Leaders around the world have had two critically important decisions to make during the Covid-19 crisis. Of course there are lots of little ones that have had to be made. In terms of political survival (and let’s be clear, that is always near the top of the decision tree) there are only two.

The Easy Decision

The first decision was the easy one. As the ‘tide’ of everything that came with the coronavirus rushed in, leaders had to decide, ‘how shall we respond’? At that stage, there was a massive ground swell of support as fear washed through the public at large, driven by the volumes of data, modelling, and dystopian narratives dished out by the WHO, the Media and Governments. When you’re making a decision with a nation behind you, it’s not difficult to go wrong.

Incredibly some leaders still managed to mess that up, and others have emerged swimmingly as they were seen to do all the right things.

The Tough Decision

If decision one was about saving people from the virus, decision two (the difficult one) is about saving people from consequences of decision one. It’s not life versus the economy, it’s life versus life.

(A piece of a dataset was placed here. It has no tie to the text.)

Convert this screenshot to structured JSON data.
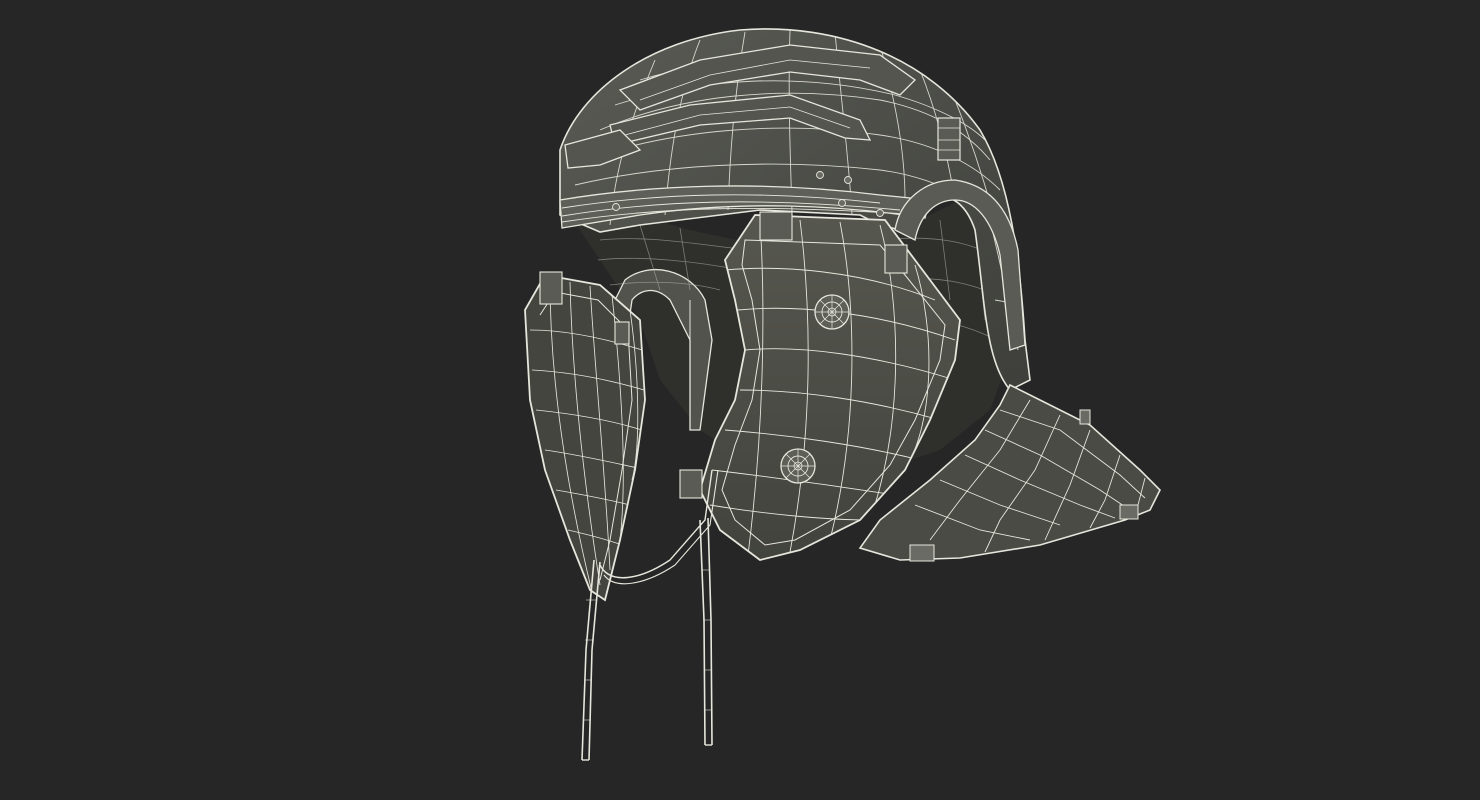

What makes this decision all the more difficult, is that it will have to be made in the context of a turning tide (support of the people). Tides always turn and reverse their way back from where they came.

Make the decision too early and you’re in trouble, make it too late and you’re in trouble. Politically, this is not about whether you make it, it’s about when you make it. Timing is everything.

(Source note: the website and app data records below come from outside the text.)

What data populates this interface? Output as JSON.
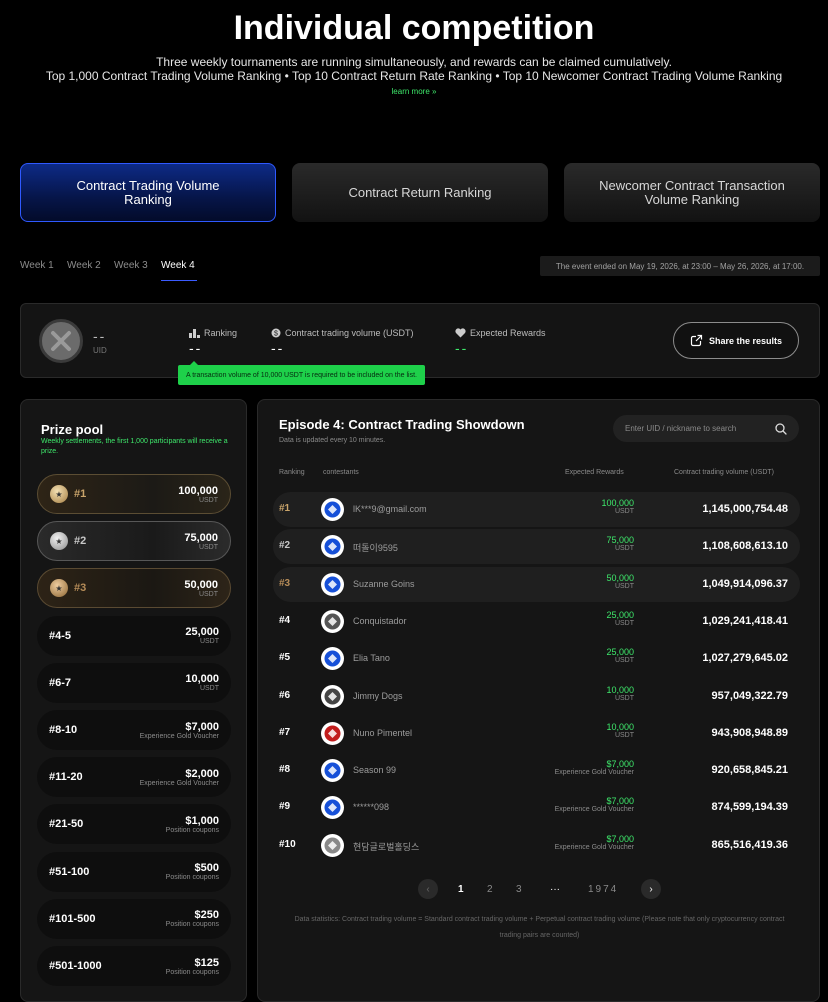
{
  "hero": {
    "title": "Individual competition",
    "subtitle1": "Three weekly tournaments are running simultaneously, and rewards can be claimed cumulatively.",
    "subtitle2": "Top 1,000 Contract Trading Volume Ranking • Top 10 Contract Return Rate Ranking • Top 10 Newcomer Contract Trading Volume Ranking",
    "learn_more": "learn more »"
  },
  "tabs": [
    {
      "label": "Contract Trading Volume Ranking"
    },
    {
      "label": "Contract Return Ranking"
    },
    {
      "label": "Newcomer Contract Transaction Volume Ranking"
    }
  ],
  "weeks": [
    "Week 1",
    "Week 2",
    "Week 3",
    "Week 4"
  ],
  "event_note": "The event ended on May 19, 2026, at 23:00 – May 26, 2026, at 17:00.",
  "user_card": {
    "uid_value": "--",
    "uid_label": "UID",
    "ranking_label": "Ranking",
    "ranking_value": "--",
    "volume_label": "Contract trading volume (USDT)",
    "volume_value": "--",
    "rewards_label": "Expected Rewards",
    "rewards_value": "--",
    "share_label": "Share the results",
    "tooltip": "A transaction volume of 10,000 USDT is required to be included on the list."
  },
  "prize_pool": {
    "title": "Prize pool",
    "note": "Weekly settlements, the first 1,000 participants will receive a prize.",
    "rows": [
      {
        "rank": "#1",
        "amount": "100,000",
        "unit": "USDT"
      },
      {
        "rank": "#2",
        "amount": "75,000",
        "unit": "USDT"
      },
      {
        "rank": "#3",
        "amount": "50,000",
        "unit": "USDT"
      },
      {
        "rank": "#4-5",
        "amount": "25,000",
        "unit": "USDT"
      },
      {
        "rank": "#6-7",
        "amount": "10,000",
        "unit": "USDT"
      },
      {
        "rank": "#8-10",
        "amount": "$7,000",
        "unit": "Experience Gold Voucher"
      },
      {
        "rank": "#11-20",
        "amount": "$2,000",
        "unit": "Experience Gold Voucher"
      },
      {
        "rank": "#21-50",
        "amount": "$1,000",
        "unit": "Position coupons"
      },
      {
        "rank": "#51-100",
        "amount": "$500",
        "unit": "Position coupons"
      },
      {
        "rank": "#101-500",
        "amount": "$250",
        "unit": "Position coupons"
      },
      {
        "rank": "#501-1000",
        "amount": "$125",
        "unit": "Position coupons"
      }
    ]
  },
  "leaderboard": {
    "title": "Episode 4: Contract Trading Showdown",
    "updated": "Data is updated every 10 minutes.",
    "search_placeholder": "Enter UID / nickname to search",
    "headers": {
      "ranking": "Ranking",
      "contestants": "contestants",
      "rewards": "Expected Rewards",
      "volume": "Contract trading volume (USDT)"
    },
    "rows": [
      {
        "rank": "#1",
        "name": "lK***9@gmail.com",
        "reward": "100,000",
        "unit": "USDT",
        "volume": "1,145,000,754.48"
      },
      {
        "rank": "#2",
        "name": "떠돌이9595",
        "reward": "75,000",
        "unit": "USDT",
        "volume": "1,108,608,613.10"
      },
      {
        "rank": "#3",
        "name": "Suzanne Goins",
        "reward": "50,000",
        "unit": "USDT",
        "volume": "1,049,914,096.37"
      },
      {
        "rank": "#4",
        "name": "Conquistador",
        "reward": "25,000",
        "unit": "USDT",
        "volume": "1,029,241,418.41"
      },
      {
        "rank": "#5",
        "name": "Elia Tano",
        "reward": "25,000",
        "unit": "USDT",
        "volume": "1,027,279,645.02"
      },
      {
        "rank": "#6",
        "name": "Jimmy Dogs",
        "reward": "10,000",
        "unit": "USDT",
        "volume": "957,049,322.79"
      },
      {
        "rank": "#7",
        "name": "Nuno Pimentel",
        "reward": "10,000",
        "unit": "USDT",
        "volume": "943,908,948.89"
      },
      {
        "rank": "#8",
        "name": "Season 99",
        "reward": "$7,000",
        "unit": "Experience Gold Voucher",
        "volume": "920,658,845.21"
      },
      {
        "rank": "#9",
        "name": "******098",
        "reward": "$7,000",
        "unit": "Experience Gold Voucher",
        "volume": "874,599,194.39"
      },
      {
        "rank": "#10",
        "name": "현담글로벌홀딩스",
        "reward": "$7,000",
        "unit": "Experience Gold Voucher",
        "volume": "865,516,419.36"
      }
    ],
    "pagination": {
      "pages": [
        "1",
        "2",
        "3",
        "···",
        "1974"
      ],
      "prev": "‹",
      "next": "›"
    },
    "footnote": "Data statistics: Contract trading volume = Standard contract trading volume + Perpetual contract trading volume (Please note that only cryptocurrency contract trading pairs are counted)"
  },
  "colors": {
    "accent_green": "#3ee86b",
    "accent_blue": "#2f59ff",
    "gold": "#c9a46a"
  }
}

Where is the Tide?

Currently this makes for interesting reflection and debate. Countries are complex and there isn’t one perspective or point of view. Each person approaches the ‘Where is the Tide?’ conversation from their own nuanced point of view. This makes it even more difficult for a leader, as they weigh up popular opinion and decide when to strike? And so we wait for our leaders to decide.

Assisting the Tide

Inevitably some of them are assisting the tide with their illogical decisions and paternalistic mutterings and threats. I sometimes wonder why they don’t understand that this crisis is about all of us, and not just them. In a democracy they need us way more than we need them.

My Hope

My Hope is that they get it right. There is a lot riding on decision two (the tough one). Timing is everything, and the last thing we need (and thankfully the last thing a political leader wants) is to make the call too late.

Warren Buffett once said,

“Only when the tide goes out do you discover who’s been swimming naked”


Photo by Alex Blăjan on Unsplash